Instructions to follow>
Could you reproduce every record below exactly as it stands?

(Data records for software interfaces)
=-=-=-=-=
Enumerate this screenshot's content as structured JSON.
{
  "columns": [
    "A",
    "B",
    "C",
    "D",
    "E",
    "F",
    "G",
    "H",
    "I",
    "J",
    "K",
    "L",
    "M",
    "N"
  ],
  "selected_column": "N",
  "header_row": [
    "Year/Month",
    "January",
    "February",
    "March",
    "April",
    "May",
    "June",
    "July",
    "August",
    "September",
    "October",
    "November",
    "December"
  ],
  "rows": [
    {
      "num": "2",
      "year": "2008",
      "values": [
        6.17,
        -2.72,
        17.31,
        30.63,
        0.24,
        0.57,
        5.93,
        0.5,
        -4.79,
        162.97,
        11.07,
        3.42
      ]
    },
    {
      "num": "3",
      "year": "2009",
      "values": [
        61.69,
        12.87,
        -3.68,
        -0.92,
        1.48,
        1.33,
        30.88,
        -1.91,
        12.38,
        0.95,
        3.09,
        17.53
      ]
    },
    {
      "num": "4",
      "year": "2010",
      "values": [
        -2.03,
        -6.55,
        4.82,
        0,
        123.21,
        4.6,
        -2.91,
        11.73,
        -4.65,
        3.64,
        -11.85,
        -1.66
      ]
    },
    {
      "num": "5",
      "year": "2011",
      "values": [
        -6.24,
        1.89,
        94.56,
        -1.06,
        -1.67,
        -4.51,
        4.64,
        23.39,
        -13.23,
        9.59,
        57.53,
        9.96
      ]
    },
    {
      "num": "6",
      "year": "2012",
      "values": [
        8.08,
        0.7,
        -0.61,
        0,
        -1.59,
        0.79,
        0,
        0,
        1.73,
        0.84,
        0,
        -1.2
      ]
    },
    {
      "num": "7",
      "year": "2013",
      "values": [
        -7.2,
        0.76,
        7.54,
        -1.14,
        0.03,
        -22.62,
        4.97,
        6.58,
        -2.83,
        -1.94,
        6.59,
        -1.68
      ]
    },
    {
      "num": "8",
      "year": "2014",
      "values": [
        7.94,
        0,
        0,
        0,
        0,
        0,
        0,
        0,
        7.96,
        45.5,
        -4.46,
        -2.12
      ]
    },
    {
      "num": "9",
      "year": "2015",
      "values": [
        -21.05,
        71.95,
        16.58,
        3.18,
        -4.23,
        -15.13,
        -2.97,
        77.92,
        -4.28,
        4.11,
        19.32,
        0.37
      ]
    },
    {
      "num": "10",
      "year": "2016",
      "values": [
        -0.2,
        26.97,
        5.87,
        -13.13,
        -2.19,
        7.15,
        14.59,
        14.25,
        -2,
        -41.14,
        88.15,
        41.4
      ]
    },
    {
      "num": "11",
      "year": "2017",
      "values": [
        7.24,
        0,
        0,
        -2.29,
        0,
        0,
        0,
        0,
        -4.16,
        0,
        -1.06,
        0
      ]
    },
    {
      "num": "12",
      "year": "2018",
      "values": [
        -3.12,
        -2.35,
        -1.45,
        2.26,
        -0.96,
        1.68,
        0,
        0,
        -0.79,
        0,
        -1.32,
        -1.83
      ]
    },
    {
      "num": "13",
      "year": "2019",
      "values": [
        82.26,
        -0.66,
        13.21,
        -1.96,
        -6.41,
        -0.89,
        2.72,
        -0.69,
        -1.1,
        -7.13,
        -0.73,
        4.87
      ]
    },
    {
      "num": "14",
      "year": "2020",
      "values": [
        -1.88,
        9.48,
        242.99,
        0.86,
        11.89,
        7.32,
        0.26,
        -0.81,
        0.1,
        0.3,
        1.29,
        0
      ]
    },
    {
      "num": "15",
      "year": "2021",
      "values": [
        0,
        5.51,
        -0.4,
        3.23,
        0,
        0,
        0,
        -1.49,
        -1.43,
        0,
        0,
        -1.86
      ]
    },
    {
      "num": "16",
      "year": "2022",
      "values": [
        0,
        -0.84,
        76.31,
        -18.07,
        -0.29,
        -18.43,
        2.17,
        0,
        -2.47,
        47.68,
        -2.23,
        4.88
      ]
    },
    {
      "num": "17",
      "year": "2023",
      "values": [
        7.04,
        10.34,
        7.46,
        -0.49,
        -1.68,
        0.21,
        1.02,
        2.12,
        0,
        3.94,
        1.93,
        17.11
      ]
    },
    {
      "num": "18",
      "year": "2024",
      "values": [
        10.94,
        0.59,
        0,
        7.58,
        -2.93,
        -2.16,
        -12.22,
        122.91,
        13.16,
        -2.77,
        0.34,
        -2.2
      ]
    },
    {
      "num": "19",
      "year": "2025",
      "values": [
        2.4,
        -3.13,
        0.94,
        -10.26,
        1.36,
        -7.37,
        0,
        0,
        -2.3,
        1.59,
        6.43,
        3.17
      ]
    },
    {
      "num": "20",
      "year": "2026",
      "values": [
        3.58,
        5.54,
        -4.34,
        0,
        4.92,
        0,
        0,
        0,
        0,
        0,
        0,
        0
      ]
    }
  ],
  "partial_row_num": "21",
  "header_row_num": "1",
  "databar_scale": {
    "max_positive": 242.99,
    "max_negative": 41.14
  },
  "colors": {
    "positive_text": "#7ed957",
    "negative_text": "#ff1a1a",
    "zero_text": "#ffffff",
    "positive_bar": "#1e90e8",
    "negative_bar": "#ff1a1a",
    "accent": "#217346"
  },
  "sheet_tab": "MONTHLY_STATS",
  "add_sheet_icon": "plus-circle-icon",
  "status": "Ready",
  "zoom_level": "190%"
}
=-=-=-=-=
Answer space>
Enumerate this screenshot's content as structured JSON.
{
  "columns": [
    "A",
    "B",
    "C",
    "D",
    "E",
    "F",
    "G",
    "H",
    "I",
    "J",
    "K",
    "L",
    "M",
    "N"
  ],
  "selected_column": "N",
  "header_row": [
    "Year/Month",
    "January",
    "February",
    "March",
    "April",
    "May",
    "June",
    "July",
    "August",
    "September",
    "October",
    "November",
    "December"
  ],
  "rows": [
    {
      "num": "2",
      "year": "2008",
      "values": [
        6.17,
        -2.72,
        17.31,
        30.63,
        0.24,
        0.57,
        5.93,
        0.5,
        -4.79,
        162.97,
        11.07,
        3.42
      ]
    },
    {
      "num": "3",
      "year": "2009",
      "values": [
        61.69,
        12.87,
        -3.68,
        -0.92,
        1.48,
        1.33,
        30.88,
        -1.91,
        12.38,
        0.95,
        3.09,
        17.53
      ]
    },
    {
      "num": "4",
      "year": "2010",
      "values": [
        -2.03,
        -6.55,
        4.82,
        0,
        123.21,
        4.6,
        -2.91,
        11.73,
        -4.65,
        3.64,
        -11.85,
        -1.66
      ]
    },
    {
      "num": "5",
      "year": "2011",
      "values": [
        -6.24,
        1.89,
        94.56,
        -1.06,
        -1.67,
        -4.51,
        4.64,
        23.39,
        -13.23,
        9.59,
        57.53,
        9.96
      ]
    },
    {
      "num": "6",
      "year": "2012",
      "values": [
        8.08,
        0.7,
        -0.61,
        0,
        -1.59,
        0.79,
        0,
        0,
        1.73,
        0.84,
        0,
        -1.2
      ]
    },
    {
      "num": "7",
      "year": "2013",
      "values": [
        -7.2,
        0.76,
        7.54,
        -1.14,
        0.03,
        -22.62,
        4.97,
        6.58,
        -2.83,
        -1.94,
        6.59,
        -1.68
      ]
    },
    {
      "num": "8",
      "year": "2014",
      "values": [
        7.94,
        0,
        0,
        0,
        0,
        0,
        0,
        0,
        7.96,
        45.5,
        -4.46,
        -2.12
      ]
    },
    {
      "num": "9",
      "year": "2015",
      "values": [
        -21.05,
        71.95,
        16.58,
        3.18,
        -4.23,
        -15.13,
        -2.97,
        77.92,
        -4.28,
        4.11,
        19.32,
        0.37
      ]
    },
    {
      "num": "10",
      "year": "2016",
      "values": [
        -0.2,
        26.97,
        5.87,
        -13.13,
        -2.19,
        7.15,
        14.59,
        14.25,
        -2,
        -41.14,
        88.15,
        41.4
      ]
    },
    {
      "num": "11",
      "year": "2017",
      "values": [
        7.24,
        0,
        0,
        -2.29,
        0,
        0,
        0,
        0,
        -4.16,
        0,
        -1.06,
        0
      ]
    },
    {
      "num": "12",
      "year": "2018",
      "values": [
        -3.12,
        -2.35,
        -1.45,
        2.26,
        -0.96,
        1.68,
        0,
        0,
        -0.79,
        0,
        -1.32,
        -1.83
      ]
    },
    {
      "num": "13",
      "year": "2019",
      "values": [
        82.26,
        -0.66,
        13.21,
        -1.96,
        -6.41,
        -0.89,
        2.72,
        -0.69,
        -1.1,
        -7.13,
        -0.73,
        4.87
      ]
    },
    {
      "num": "14",
      "year": "2020",
      "values": [
        -1.88,
        9.48,
        242.99,
        0.86,
        11.89,
        7.32,
        0.26,
        -0.81,
        0.1,
        0.3,
        1.29,
        0
      ]
    },
    {
      "num": "15",
      "year": "2021",
      "values": [
        0,
        5.51,
        -0.4,
        3.23,
        0,
        0,
        0,
        -1.49,
        -1.43,
        0,
        0,
        -1.86
      ]
    },
    {
      "num": "16",
      "year": "2022",
      "values": [
        0,
        -0.84,
        76.31,
        -18.07,
        -0.29,
        -18.43,
        2.17,
        0,
        -2.47,
        47.68,
        -2.23,
        4.88
      ]
    },
    {
      "num": "17",
      "year": "2023",
      "values": [
        7.04,
        10.34,
        7.46,
        -0.49,
        -1.68,
        0.21,
        1.02,
        2.12,
        0,
        3.94,
        1.93,
        17.11
      ]
    },
    {
      "num": "18",
      "year": "2024",
      "values": [
        10.94,
        0.59,
        0,
        7.58,
        -2.93,
        -2.16,
        -12.22,
        122.91,
        13.16,
        -2.77,
        0.34,
        -2.2
      ]
    },
    {
      "num": "19",
      "year": "2025",
      "values": [
        2.4,
        -3.13,
        0.94,
        -10.26,
        1.36,
        -7.37,
        0,
        0,
        -2.3,
        1.59,
        6.43,
        3.17
      ]
    },
    {
      "num": "20",
      "year": "2026",
      "values": [
        3.58,
        5.54,
        -4.34,
        0,
        4.92,
        0,
        0,
        0,
        0,
        0,
        0,
        0
      ]
    }
  ],
  "partial_row_num": "21",
  "header_row_num": "1",
  "databar_scale": {
    "max_positive": 242.99,
    "max_negative": 41.14
  },
  "colors": {
    "positive_text": "#7ed957",
    "negative_text": "#ff1a1a",
    "zero_text": "#ffffff",
    "positive_bar": "#1e90e8",
    "negative_bar": "#ff1a1a",
    "accent": "#217346"
  },
  "sheet_tab": "MONTHLY_STATS",
  "add_sheet_icon": "plus-circle-icon",
  "status": "Ready",
  "zoom_level": "190%"
}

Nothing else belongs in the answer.